Home » Case Studies In Primary Medical Care: Social, Psychological, And Ethical Issues In Family Practice by Peter S. Houts
Case Studies In Primary Medical Care: Social, Psychological, And Ethical Issues In Family Practice Peter S. Houts

Case Studies In Primary Medical Care: Social, Psychological, And Ethical Issues In Family Practice

Peter S. Houts

Published October 1st 1990
ISBN : 9780271003450
Hardcover
196 pages
Enter the sum

 About the Book 

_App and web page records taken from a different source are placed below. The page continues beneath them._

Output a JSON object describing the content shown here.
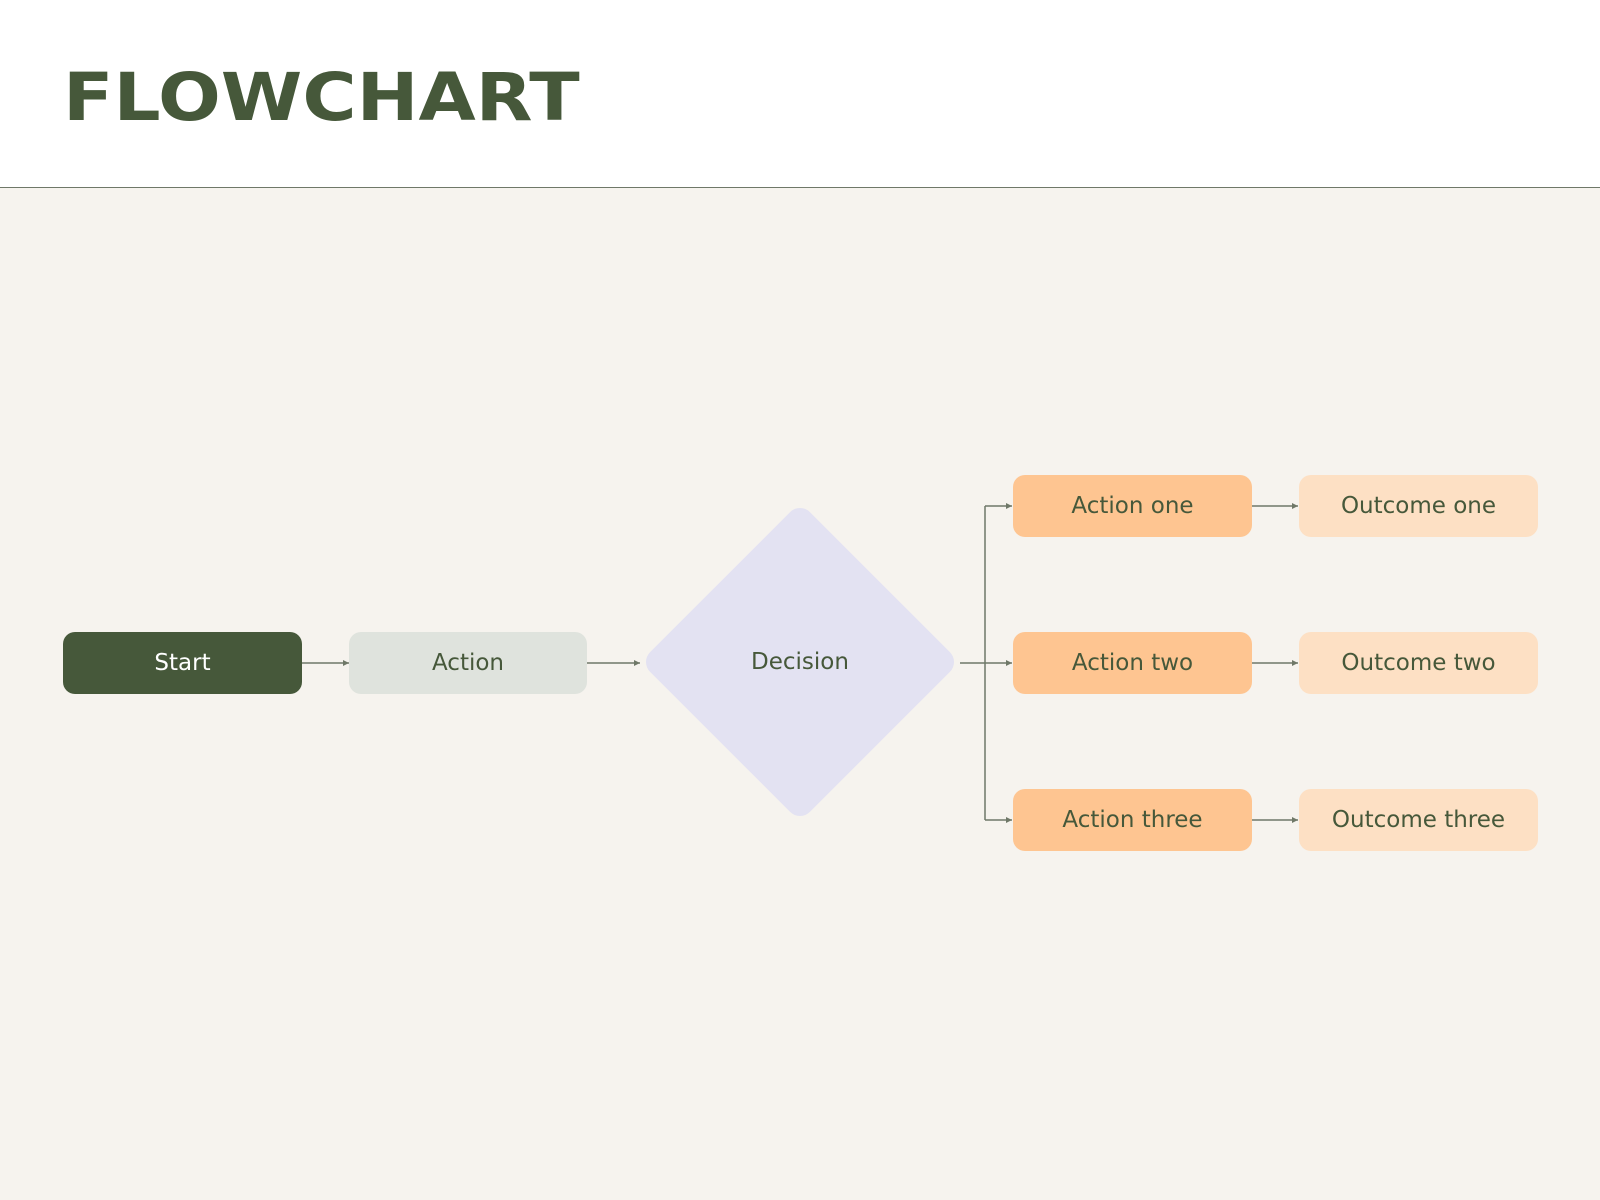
{
  "header": {
    "title": "FLOWCHART"
  },
  "colors": {
    "title": "#46583a",
    "header_bg": "#ffffff",
    "canvas_bg": "#f6f3ee",
    "start_fill": "#46583a",
    "action_fill": "#dfe3dd",
    "decision_fill": "#e3e2f2",
    "branch_fill": "#fec591",
    "outcome_fill": "#fde0c4",
    "connector": "#6f7868"
  },
  "flow": {
    "start": "Start",
    "action": "Action",
    "decision": "Decision",
    "branches": [
      {
        "action": "Action one",
        "outcome": "Outcome one"
      },
      {
        "action": "Action two",
        "outcome": "Outcome two"
      },
      {
        "action": "Action three",
        "outcome": "Outcome three"
      }
    ]
  },
  "connections": [
    {
      "from": "Start",
      "to": "Action"
    },
    {
      "from": "Action",
      "to": "Decision"
    },
    {
      "from": "Decision",
      "to": "Action one"
    },
    {
      "from": "Decision",
      "to": "Action two"
    },
    {
      "from": "Decision",
      "to": "Action three"
    },
    {
      "from": "Action one",
      "to": "Outcome one"
    },
    {
      "from": "Action two",
      "to": "Outcome two"
    },
    {
      "from": "Action three",
      "to": "Outcome three"
    }
  ]
}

The eight real-life cases presented in this book are designed to stimulate thinking about the special type of human relations problems encountered by primary care physicians. Primary medical care involves an integration of medical skills with social,MoreThe eight real-life cases presented in this book are designed to stimulate thinking about the special type of human relations problems encountered by primary care physicians. Primary medical care involves an integration of medical skills with social, psychological, and ethical decision-making ability. Since the Harvard Business School seeks a similar integration, the authors have emulated that institutions case-study method.The cases in this book were selected from the actual experiences of practicing physicians and are reported accurately except for disguised identities. All eight cases have been class-tested in a variety of learning situations, following the study method set forth in the Introduction. Following each case are Readings that highlight the issues concerned. The subjects of the case studies are: religious versus medical healing, industrial preventive medicine, seductive patients, family resistance to surgery, ethical conduct among colleagues, responsibility for community safety, and involvement in the lives of patients and their offspring. The final chapter is a guide for writing case studies, enabling the reader to develop teaching material from his or her own clinical experience.This book is designed to be used as a textbook for courses, seminars, and colloquiums involving students, residents, or practicing physicians in the growing field of family and community medicine. It will be of value in allied fields such as nursing, medical social work, public health administration, and pastoral counseling. Many practitioners will find it to be interesting armchair reading.